Aug 28, 2020
This dead mallard shows why Klamath matters to the entire state
If you'd like to understand why water supply problems in the Klamath Basin are a problem for ALL California ducks, look no further than this hen, or rather what's left of her.
Hers is one of more than 20,000 bird carcasses found at the Klamath Basin refuges this summer as the worst botulism outbreak in memory rages. The disease is fueled by high temperatures that activate botulism found naturally in the soil, and greatly exacerbated by the dearth of water at the refuges.
But the fact that this duck was wearing a U.S.G.S. GPS transmitter gives us a lot of insight into how her travels led her to this place:
Last year, she nested in Suisun; spent summer mostly in the Sacramento Valley; headed to the Fall River Mills area to molt. Molting is perilous because ducks lose their flight feathers for 30 to 60 days - they need big water that's safe from predators, and there just aren't a lot of options in the state.
She headed back down to the Valley for the entire fall, winter and spring, then headed back to the Fall River Mills area this spring, possibly to nest. In late June, she headed north to the Klamath Basin as she was preparing to molt.
In the old days, she would have found Tule Lake National Wildlife Refuge full of water, and the Lower Klamath National Wildlife Refuge would've had as many as eight units flooded. Conditions like that would make the basin a good place to molt – lots of permanent water, lots of cover to hide in and lots of food to eat. That's why many ducks that winter and breed in other parts of the state head to the Basin in late summer.
Lower Klamath, though, has been cut out of the water supplies it historically used, largely because water has been either held in Upper Klamath Lake or sent down the Klamath River in an attempt to help three species of endangered fish. The diversions have not helped the fish, but they have turned the Lower Klamath refuge into a desert for much of the year. This year it is especially bad because on top of the man-made drought, there is a natural drought. And this year, the Tule Lake refuge needed to drain one large unit to stimulate waterfowl food production, so there was less water than usual there, too.
So this hen arrived at Tule Lake near the end of June and spent a month there. She spent a few days in early August exploring the Klamath Marsh National Wildlife Refuge in Oregon, then headed back down to Tule Lake on Aug. 4 to settle in for the molt.

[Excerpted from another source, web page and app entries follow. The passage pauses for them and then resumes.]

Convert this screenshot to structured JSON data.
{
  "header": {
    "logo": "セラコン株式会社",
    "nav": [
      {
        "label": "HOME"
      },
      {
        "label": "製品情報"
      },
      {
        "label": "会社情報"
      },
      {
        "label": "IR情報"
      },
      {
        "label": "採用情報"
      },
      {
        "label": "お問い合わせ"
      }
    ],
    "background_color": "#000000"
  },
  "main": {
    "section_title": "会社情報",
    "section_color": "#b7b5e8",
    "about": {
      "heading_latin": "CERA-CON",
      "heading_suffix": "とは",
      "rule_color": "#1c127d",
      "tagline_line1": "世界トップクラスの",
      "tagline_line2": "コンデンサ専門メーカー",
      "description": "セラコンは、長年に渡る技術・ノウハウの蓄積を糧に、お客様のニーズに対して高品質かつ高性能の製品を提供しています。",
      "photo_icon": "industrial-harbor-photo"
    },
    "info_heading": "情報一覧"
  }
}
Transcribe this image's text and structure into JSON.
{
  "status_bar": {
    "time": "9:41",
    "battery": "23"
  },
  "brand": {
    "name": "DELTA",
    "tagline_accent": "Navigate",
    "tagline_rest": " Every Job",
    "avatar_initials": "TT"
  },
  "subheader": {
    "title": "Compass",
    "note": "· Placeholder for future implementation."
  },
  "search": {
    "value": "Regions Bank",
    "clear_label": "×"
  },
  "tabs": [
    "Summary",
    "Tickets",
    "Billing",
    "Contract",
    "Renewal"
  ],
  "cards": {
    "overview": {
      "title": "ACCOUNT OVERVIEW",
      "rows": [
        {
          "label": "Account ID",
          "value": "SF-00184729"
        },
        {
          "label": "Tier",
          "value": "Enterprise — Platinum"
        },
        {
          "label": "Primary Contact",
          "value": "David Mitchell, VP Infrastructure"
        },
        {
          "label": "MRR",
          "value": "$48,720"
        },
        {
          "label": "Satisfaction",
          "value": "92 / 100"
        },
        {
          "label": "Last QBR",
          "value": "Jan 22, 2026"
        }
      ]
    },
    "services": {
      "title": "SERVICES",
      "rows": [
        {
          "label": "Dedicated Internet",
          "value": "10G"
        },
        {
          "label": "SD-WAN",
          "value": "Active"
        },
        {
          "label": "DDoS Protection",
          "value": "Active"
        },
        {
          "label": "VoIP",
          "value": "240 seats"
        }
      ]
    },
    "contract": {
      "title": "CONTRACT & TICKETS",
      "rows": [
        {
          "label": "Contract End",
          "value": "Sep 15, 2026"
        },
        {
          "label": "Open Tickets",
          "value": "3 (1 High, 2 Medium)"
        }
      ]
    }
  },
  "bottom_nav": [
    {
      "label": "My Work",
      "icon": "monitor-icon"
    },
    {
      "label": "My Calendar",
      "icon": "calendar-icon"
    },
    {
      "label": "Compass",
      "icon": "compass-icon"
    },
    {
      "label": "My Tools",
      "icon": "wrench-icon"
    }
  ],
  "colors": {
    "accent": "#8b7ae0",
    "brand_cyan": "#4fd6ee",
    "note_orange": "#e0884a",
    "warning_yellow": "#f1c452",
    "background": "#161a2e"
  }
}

Unfortunately, with high temperatures hitting the basin early this summer, Sump 1A had already become a seething pit of botulinum toxin. Our biologists found what was left of her this week.
California's mallard breeding population is already in poor shape, but having a shortage of water in a key molting area is fueling this year's botulism outbreak, which is translating directly into substantial losses to the mallard population in particular. Unfortunately, this is also when the earliest migrators – pintail – are arriving in the Basin, so biologists have begun finding them among the sick and dying too.
Because this water crisis is tied to the Endangered Species Act, it has proved difficult to solve. But California Waterfowl is fighting hard to save the refuge, with the help of key conservation allies and Basin farmers, who have shared water generously when they were able to. Our key goals are to secure high-priority water rights for the refuge and to secure an agreement for the equitable distribution of water in the Basin, and we have created a special task force to achieve these goals.